Oliver Wendell Petrie: Erie Canal Cook
Oliver Wendell Petrie, a native of Oswego, NY, served for 3 years as a cook on board an oil tanker moving along the modern Barge Canal. The Oliver Wendell Petrie collection at the Erie Canal Museum, consisting of many documents from Oliver’s time on the canals, including his recipe book, provides a unique look into the New York State Barge Canal and the late 1930s in general.
Kids on the Erie Canal
What kind of lives did kids growing up on the Erie Canal lead? Many families owned canal boats and made their living on the Erie Canal. Everyone in the family had a job to do, including the children. Other children who were involved with the Canal in some way were orphans or had been abandoned. What was life like for these youngsters?
Buffalo vs. Black Rock: The Search for the Erie Canal’s Western Terminus
Today we take for granted that Buffalo was the western end of the Erie Canal, but during the Erie Canal’s planning, that wasn’t so clear. Examine the debate that raged for years which almost made Black Rock, not Buffalo, New York’s Queen City.
There’s No Place Like Home: Syracuse’s Weighlock Building
New York State once operated seven weighlocks on its extensive canal system in order to assess tolls and keep those canals functioning. Today, however, only one is still standing: Syracuse’s. Find out more about this fascinating building that now houses the Erie Canal Museum.
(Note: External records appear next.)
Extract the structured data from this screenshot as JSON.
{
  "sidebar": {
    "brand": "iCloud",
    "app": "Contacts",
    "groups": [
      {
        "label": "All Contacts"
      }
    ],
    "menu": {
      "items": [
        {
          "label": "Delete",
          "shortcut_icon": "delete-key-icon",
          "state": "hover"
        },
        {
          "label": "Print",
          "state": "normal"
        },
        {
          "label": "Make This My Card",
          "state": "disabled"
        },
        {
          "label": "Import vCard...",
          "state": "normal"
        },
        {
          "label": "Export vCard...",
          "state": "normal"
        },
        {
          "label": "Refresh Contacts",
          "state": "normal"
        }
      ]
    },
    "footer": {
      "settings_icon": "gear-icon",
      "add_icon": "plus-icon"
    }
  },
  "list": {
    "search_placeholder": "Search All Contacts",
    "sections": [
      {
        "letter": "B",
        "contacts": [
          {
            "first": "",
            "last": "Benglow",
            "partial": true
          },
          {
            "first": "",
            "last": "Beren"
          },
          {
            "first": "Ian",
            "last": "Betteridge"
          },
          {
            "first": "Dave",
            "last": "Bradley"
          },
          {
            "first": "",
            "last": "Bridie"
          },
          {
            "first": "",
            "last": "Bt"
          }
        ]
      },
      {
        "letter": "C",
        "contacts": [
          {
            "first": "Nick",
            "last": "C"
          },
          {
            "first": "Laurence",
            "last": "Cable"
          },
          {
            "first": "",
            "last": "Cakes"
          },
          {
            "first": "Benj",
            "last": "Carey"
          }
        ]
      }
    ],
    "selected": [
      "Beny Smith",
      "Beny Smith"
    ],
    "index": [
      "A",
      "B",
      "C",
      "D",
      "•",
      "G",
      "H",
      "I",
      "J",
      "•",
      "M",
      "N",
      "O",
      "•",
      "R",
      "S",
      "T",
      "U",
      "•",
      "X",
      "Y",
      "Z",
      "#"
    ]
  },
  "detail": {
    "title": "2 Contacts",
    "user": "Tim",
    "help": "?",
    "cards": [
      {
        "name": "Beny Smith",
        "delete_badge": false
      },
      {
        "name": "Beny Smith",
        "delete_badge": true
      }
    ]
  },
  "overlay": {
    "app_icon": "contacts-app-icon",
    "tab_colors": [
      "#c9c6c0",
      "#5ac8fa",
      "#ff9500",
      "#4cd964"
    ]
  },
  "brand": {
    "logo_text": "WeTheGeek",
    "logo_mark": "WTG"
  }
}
Pathway of Resistance: The Erie Canal and the Underground Railroad
This constantly evolving talk examines the experience of African-Americans along the Erie Canal Corridor, with a particular focus on the struggle for abolition. While parts of this story are unpleasant, slavery, racism, and resistance are critical to understanding our society today.
The Life and Times of DeWitt Clinton
From Clinton’s early life to his career in New York State politics, as well as the strong social and economic forces that fostered the idea of a man-made waterway throughout the Upstate New York frontier more than 200 years ago.
A City Yet
Learn how Syracuse emerged from a swampy crossroads community of 250 people to one of the crown jewels of the Erie Canal Corridor, in large part thanks to this transportation marvel.
About Derrick Pratt
Derrick Pratt is the Museum Educator and Interim Curator at the Erie Canal Museum in Syracuse, NY. A native of Chittenango, NY, Derrick received a B.A in Social Studies Education from SUNY Cortland and a M.A. in Museum Studies from Syracuse University. Prior to his job at the Erie Canal Museum, Derrick served as Director of Programs at Chittenango Landing Canal Boat Museum for 3 years.